= Problem =
If a line in the records below contains "sociaux", copy that line.

= Web page and app entries =
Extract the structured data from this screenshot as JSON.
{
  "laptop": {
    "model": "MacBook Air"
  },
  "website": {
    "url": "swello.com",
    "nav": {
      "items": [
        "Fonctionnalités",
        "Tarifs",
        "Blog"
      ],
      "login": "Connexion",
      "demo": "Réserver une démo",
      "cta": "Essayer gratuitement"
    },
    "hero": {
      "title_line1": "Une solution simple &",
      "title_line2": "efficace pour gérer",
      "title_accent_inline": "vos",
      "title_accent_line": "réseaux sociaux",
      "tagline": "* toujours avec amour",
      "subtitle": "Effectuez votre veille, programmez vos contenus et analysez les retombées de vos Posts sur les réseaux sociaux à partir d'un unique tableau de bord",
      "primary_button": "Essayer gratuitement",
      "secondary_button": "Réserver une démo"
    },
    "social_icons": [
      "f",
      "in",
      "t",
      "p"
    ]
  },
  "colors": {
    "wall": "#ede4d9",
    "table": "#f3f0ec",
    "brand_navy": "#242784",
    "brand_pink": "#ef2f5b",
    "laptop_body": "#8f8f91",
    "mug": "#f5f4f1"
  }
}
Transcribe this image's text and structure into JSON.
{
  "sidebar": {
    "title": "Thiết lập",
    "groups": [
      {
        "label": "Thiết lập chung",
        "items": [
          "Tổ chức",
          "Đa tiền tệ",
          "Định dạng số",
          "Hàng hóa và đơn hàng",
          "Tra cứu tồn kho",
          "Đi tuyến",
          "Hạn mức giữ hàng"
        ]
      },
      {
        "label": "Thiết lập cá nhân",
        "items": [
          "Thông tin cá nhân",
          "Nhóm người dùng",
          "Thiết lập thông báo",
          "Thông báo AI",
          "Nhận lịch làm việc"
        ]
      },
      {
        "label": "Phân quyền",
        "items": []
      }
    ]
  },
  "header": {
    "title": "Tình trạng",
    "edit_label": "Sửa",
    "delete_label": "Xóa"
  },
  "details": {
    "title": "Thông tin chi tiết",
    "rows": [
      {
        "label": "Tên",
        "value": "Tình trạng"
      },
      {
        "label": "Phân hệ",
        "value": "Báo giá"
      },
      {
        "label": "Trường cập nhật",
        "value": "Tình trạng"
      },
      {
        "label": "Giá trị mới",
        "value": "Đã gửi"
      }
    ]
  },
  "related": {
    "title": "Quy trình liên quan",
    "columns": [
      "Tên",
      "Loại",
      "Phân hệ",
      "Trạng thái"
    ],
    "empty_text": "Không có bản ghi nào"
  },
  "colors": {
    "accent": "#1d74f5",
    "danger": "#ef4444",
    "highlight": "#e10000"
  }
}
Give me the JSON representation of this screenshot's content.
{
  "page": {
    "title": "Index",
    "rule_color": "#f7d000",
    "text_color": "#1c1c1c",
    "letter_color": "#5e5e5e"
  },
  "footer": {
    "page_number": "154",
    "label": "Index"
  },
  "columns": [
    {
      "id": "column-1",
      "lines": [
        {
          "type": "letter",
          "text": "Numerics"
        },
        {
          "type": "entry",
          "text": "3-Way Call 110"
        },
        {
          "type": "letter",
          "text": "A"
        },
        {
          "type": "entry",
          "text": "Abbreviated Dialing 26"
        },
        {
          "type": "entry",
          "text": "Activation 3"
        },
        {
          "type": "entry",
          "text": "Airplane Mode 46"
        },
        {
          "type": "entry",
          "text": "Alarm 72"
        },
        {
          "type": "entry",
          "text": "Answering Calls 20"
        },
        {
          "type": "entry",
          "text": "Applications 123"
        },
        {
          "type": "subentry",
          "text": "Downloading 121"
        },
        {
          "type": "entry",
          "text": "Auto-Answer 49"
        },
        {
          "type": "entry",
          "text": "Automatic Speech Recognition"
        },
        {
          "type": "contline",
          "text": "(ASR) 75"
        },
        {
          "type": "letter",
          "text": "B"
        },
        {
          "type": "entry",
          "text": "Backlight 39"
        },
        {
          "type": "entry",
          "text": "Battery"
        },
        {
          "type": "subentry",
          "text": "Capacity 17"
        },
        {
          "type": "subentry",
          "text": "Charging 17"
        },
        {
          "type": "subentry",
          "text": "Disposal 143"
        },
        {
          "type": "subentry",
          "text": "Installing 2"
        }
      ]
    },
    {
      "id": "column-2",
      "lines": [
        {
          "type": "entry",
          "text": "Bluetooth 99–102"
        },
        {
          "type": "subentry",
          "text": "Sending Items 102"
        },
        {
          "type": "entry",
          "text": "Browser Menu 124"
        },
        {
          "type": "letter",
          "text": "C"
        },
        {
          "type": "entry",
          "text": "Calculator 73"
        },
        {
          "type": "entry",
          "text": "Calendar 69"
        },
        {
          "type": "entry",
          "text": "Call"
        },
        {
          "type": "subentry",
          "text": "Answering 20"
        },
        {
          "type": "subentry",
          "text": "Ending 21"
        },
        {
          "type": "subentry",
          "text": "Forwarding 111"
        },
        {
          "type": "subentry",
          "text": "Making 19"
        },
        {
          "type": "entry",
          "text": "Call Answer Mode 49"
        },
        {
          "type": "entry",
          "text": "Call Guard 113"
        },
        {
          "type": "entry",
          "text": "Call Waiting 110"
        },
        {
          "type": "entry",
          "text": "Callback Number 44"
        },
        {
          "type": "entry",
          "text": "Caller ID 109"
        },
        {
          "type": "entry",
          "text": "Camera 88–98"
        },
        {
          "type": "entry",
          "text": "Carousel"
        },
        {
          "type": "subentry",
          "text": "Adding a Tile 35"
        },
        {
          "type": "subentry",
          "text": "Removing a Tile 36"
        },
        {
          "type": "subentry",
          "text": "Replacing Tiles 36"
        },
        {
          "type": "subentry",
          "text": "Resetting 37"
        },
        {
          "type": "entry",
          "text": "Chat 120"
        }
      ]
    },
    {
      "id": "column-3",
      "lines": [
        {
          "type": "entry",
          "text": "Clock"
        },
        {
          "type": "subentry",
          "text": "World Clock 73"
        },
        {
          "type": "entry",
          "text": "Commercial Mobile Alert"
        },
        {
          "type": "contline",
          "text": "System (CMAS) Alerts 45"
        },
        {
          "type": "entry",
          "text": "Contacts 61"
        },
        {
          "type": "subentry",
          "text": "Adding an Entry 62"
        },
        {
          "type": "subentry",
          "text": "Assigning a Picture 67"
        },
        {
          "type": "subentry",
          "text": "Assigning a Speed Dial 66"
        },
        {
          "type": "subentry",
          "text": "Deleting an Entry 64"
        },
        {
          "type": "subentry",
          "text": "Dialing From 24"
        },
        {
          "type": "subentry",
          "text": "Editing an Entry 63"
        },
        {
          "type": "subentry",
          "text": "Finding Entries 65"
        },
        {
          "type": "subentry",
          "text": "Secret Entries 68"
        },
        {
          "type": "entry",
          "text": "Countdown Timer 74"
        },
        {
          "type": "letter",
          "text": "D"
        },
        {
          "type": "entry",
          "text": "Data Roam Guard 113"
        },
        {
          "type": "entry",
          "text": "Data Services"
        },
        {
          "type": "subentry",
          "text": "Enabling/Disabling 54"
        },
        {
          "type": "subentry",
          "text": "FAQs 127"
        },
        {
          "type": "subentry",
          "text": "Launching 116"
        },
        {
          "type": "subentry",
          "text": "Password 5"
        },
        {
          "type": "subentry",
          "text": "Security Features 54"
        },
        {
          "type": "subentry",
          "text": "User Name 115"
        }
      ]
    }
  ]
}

= Output of the exercise =
      "title_accent_line": "réseaux sociaux",
      "subtitle": "Effectuez votre veille, programmez vos contenus et analysez les retombées de vos Posts sur les réseaux sociaux à partir d'un unique tableau de bord",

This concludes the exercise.